Myat Nu Khaing was arrested in October 2015 in connection with her participation in a protest in Yangon some 10 months earlier. Her arrest took place only weeks before general elections were held in the country, and as she was in the midst of campaigning for election to the Lower House of Parliament as an independent candidate in Phyu Township. Although the protest in which Myat Nu Khaing participated was a peaceful demonstration, she was charged with a number of serious offences and, in March 2016, found guilty of rioting by Dagon Township Court. She was subsequently sentenced to a one-year term of imprisonment. 


Appeals Court Dismisses Tunisian Mathematician’s Case and Orders His Release
February 23, 2016

Abdelfattah Saied In the evening of February 5, 2016, Tunisian mathematician Abdelfattah Saied was freed from al-Mornaguia Prison in Tunis after almost seven months in prison. His case was dismissed earlier that day by a court of appeals after all charges against him were dropped.

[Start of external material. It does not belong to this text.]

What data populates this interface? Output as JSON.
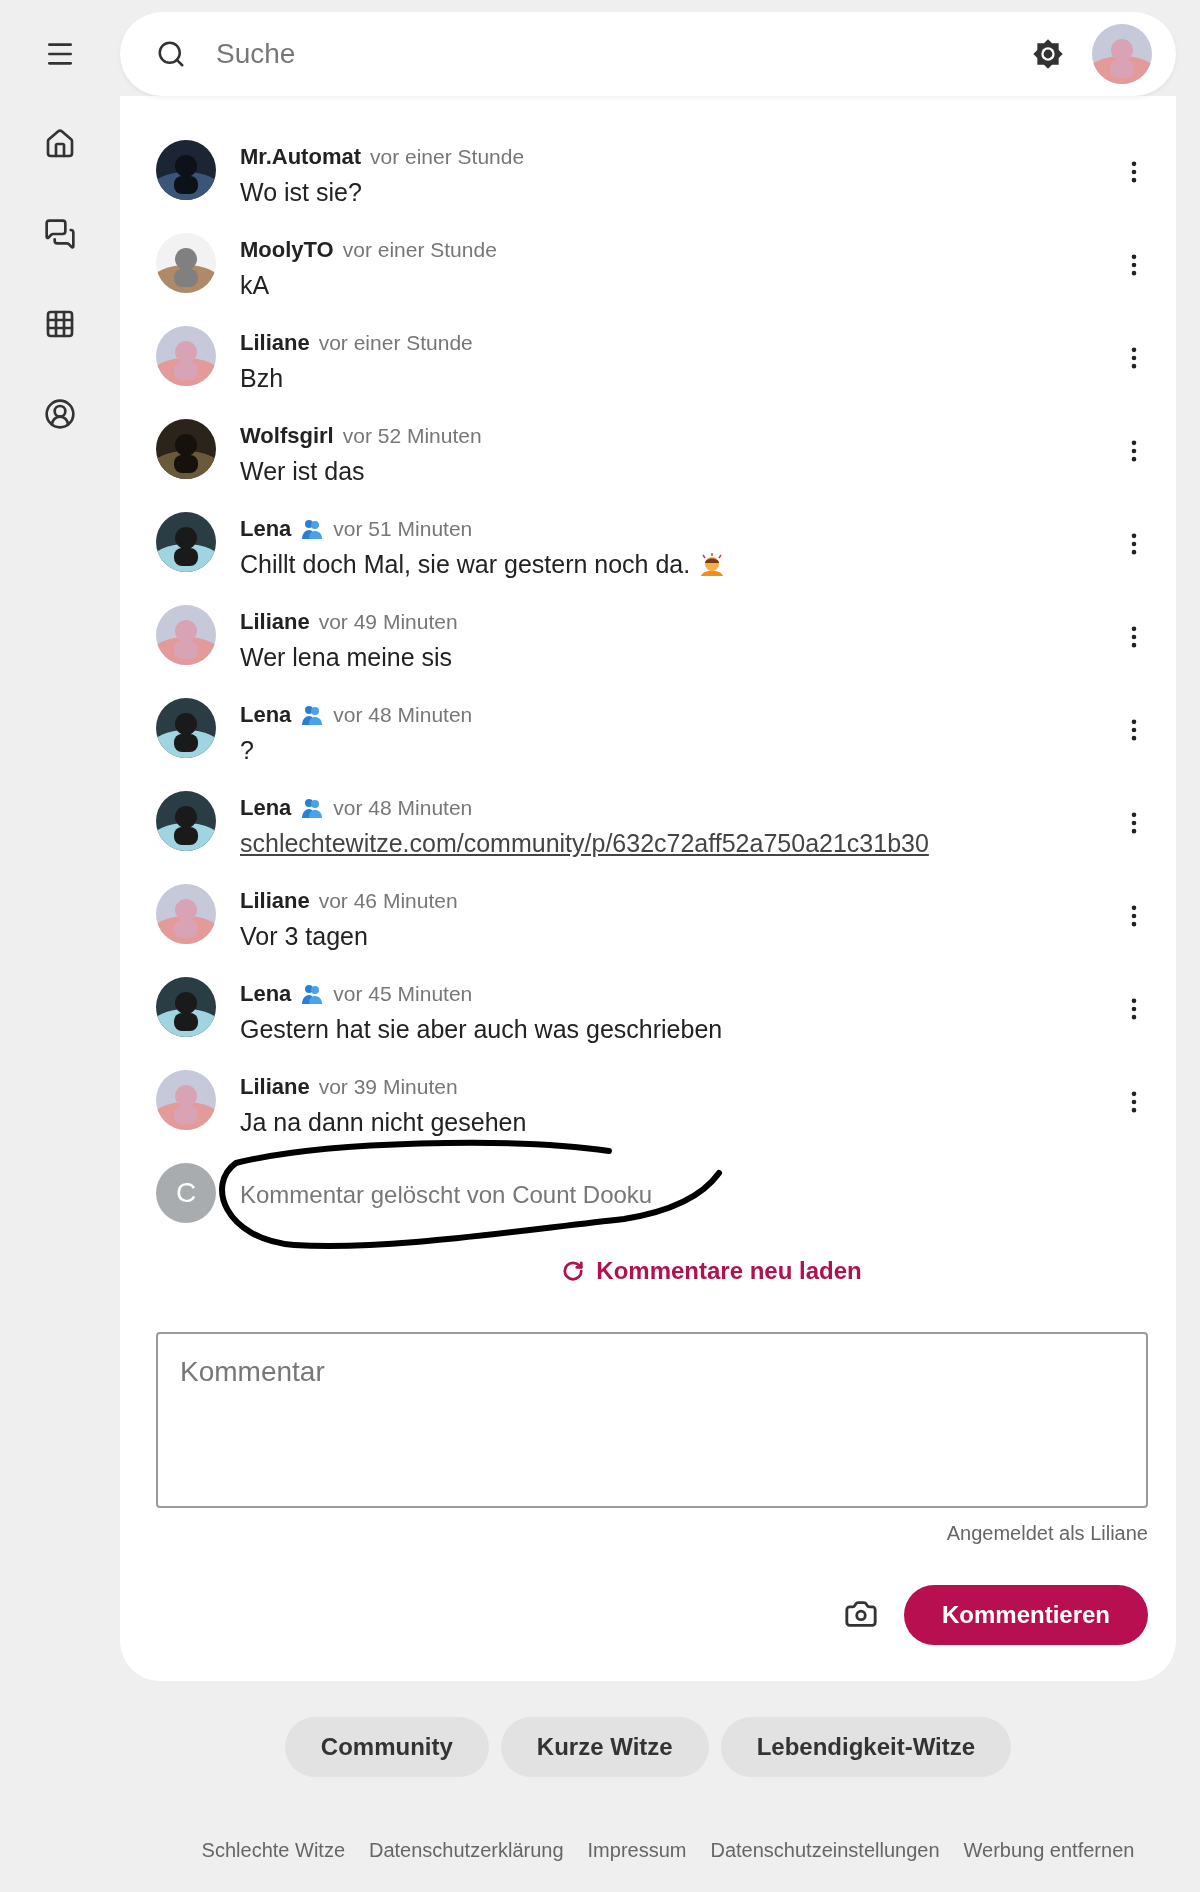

Mr. Saied is a mathematics teacher and recipient of the 2009 Tunisian Ministry of Education’s “Innovative Teacher Award”, a computer programmer, and a poet. In July 2015, after posting a video on the Internet in which he speculated that security forces may have been linked to the planning of the June 2015 attack on a seaside resort in Sousse in which 38 tourists were killed, Mr. Saied was arrested by counter-terrorism police. Although subsequently charged with “complicity in or facilitation of terrorism” under the 2003 counter-terrorism law, “defaming a public servant,” and “knowingly broadcasting false news to convince others of the existence of a criminal act,” he was found innocent of the defamation charges at trial, and the terror charges were dropped. In November 2015, Mr. Saied was convicted of “knowingly broadcasting false news” and was sentenced to one year in prison. During his imprisonment, he reportedly was denied medical treatment for a preexisting back condition.